Data for this exercise
● ● ● ● ● ● ●
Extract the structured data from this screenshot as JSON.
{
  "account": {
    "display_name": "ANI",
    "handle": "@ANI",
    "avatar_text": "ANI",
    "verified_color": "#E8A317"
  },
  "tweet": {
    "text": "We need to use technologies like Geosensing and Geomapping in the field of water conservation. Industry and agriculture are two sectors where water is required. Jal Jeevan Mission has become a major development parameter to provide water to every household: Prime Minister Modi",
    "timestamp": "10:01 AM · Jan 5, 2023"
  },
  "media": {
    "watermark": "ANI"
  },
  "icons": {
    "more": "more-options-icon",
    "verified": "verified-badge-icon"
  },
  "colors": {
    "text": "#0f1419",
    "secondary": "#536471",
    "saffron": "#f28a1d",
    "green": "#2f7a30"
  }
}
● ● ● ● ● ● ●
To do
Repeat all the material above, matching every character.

Exercise answer
Extract the structured data from this screenshot as JSON.
{
  "account": {
    "display_name": "ANI",
    "handle": "@ANI",
    "avatar_text": "ANI",
    "verified_color": "#E8A317"
  },
  "tweet": {
    "text": "We need to use technologies like Geosensing and Geomapping in the field of water conservation. Industry and agriculture are two sectors where water is required. Jal Jeevan Mission has become a major development parameter to provide water to every household: Prime Minister Modi",
    "timestamp": "10:01 AM · Jan 5, 2023"
  },
  "media": {
    "watermark": "ANI"
  },
  "icons": {
    "more": "more-options-icon",
    "verified": "verified-badge-icon"
  },
  "colors": {
    "text": "#0f1419",
    "secondary": "#536471",
    "saffron": "#f28a1d",
    "green": "#2f7a30"
  }
}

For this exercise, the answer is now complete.